Updated: Aug 10
By Cheng WenQi (19J06) and Hudson Zhao (20J05)
This is the first of our seven-part series called To See Or Not To See, in which we review some of our favourite films that deserve revisiting, especially in a time when it's best for us to stay at home.
Arrival is a science fiction movie based on the 1998 short story by Ted Chiang. It is a first-contact film unlike any other as it breaks away from the cliche of war with aliens, through communication to avoid war with the main character linguist Louise Banks. Banks goes through a process of linguistic investigation that academics have deemed as an accurate portrayal of the process of communicating with aliens in real life. With a seemingly small confusion of an alien word that could mean "weapon" or "tool", Earth was nearly thrown into war with the aliens. Banks proceeds to discover the nature of the aliens' language, which is in the form of palindromic symbols.In the process of learning the language, she begins having premonitions of the future.
As it turned out, the language gave humans the ability to forsee the future to a certain extent. With this understanding, Banks was successful in helping humanity avoid war with the aliens. At the end of the movie, it was alluded to that humanity, as a result of the aliens' gift of language, would eventually become more unified than ever.
This movie elucidates the power of language, demonstrating how conflict can arise as a result of miscommunication. Words, as the philosopher John Locke discussed in Book Three of "An Essay Concerning Human Understanding", are mere representations of ideas and not ideas themselves. Hence, it is easily conceivable that words are very much imperfect for communication. Yet, it is our only means of doing so. To compound this difficulty, there exist hundreds of different languages with countless different words. Furthermore, some concepts are even culturally specific and are not directly "translatable", such as the concept of "Waldeneinsamkeit" in German, which describes the feeling of being alone in the woods and feeling connected to nature. With the advent of globalisation, people who speak different languages often find themselves living in the same geographical location.
This is especially so in our country, Singapore.
We have always been taught that English is our common language. We have lived most of our lives thinking that, as a country, our language barriers are well managed and we communicate well as a society. Yet, Covid-19 has highlighted how language barriers have further exacerbated the isolation of an essential yet vulnerable group in our society: our migrant workers.
As Covid-19 spread among migrant workers, it became evident that the language barrier was an issue. There was a scramble to find translators for Bengali-speaking migrant workers so that they could communicate their symptoms to doctors. There were also initiatives to translate government directives relating to Covid-19 so that migrant workers did not unwittingly break new regulations that they did not understand, and have their work passes revoked as a result.

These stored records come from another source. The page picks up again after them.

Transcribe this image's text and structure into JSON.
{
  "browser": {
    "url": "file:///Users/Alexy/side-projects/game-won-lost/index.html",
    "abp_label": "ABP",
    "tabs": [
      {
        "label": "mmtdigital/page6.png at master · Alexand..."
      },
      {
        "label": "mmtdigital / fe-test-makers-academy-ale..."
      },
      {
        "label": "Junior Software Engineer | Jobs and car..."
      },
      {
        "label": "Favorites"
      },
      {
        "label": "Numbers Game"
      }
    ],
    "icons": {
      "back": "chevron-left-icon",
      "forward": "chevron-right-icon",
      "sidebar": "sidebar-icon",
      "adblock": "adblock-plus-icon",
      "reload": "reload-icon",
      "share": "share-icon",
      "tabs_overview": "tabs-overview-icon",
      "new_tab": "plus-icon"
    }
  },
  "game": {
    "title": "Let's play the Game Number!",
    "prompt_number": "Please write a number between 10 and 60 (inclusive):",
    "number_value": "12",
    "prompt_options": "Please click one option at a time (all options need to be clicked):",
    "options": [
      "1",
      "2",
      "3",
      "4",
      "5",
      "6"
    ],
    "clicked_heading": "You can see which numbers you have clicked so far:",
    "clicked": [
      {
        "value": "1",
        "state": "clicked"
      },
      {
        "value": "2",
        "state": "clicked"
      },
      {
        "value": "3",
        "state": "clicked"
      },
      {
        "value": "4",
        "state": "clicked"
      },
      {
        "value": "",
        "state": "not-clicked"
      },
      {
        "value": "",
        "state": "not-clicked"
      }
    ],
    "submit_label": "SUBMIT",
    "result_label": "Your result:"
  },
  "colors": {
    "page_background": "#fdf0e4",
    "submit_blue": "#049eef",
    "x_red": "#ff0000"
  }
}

There is a severe lack of mental health resources in languages understood by the many migrant workers, stressed out by Covid-19.
Due to this neglect of their living conditions and isolation, they have effectively become the ‘weakest links’ in Singapore’s defence against Covid-19. In hindsight, their inferior living conditions are chronic, problems that receive too little attention. The government's subsequent promise to build better dormitories nearer to the community has sparked a wave of protest, a textbook example of the "not in my backyard" mentality. in a video by Rice Media, one interviewee commented that he did not want migrant workers living near him as they "do not understand" government directives about measures to prevent the spread of Covid-19 and it is "hard to tell them". It is almost as if the migrant workers are the aliens in Arrival. Their thoughts, behaviours and habits are inconceivable to Singaporeans because of language and cultural barriers.
What is the solution to this, then?
Unlike in the movie, we will not gain powers to see into the future if we learn Bengali. However, like in the movie's ending, our social fabric will be strengthened if we do not neglect the existence of the 300,000 workers in Singapore, many of whom will soon be living much closer within our community. We may argue that it is their responsibility to learn English. Yet, we must understand that to them, learning English is secondary to earning money to send back to their homes. Where and when, as they work up to 12 hours a day in jobs shunned by Singaporeans, do we expect them to learn English? It is thus crucial that there are initiatives, perhaps by the community, perhaps mandated by the government, to overcome these barriers in the near future. Furthermore, would it be too much to ask of us to learn a word of greeting or two in Bengali dialects so that we may have a friendly word for the migrant workers who will soon be living within our communities?
Science fiction movies about first contact have traditionally portrayed alien-ness as violent, malicious and something to chase away from our world. It is perhaps a reflection of the acknowledged need for greater empathy and understanding in our world that made Arrival such a successful movie. After all, if we can learn to communicate with an alien race, there is hope that we can learn to communicate better within the human race.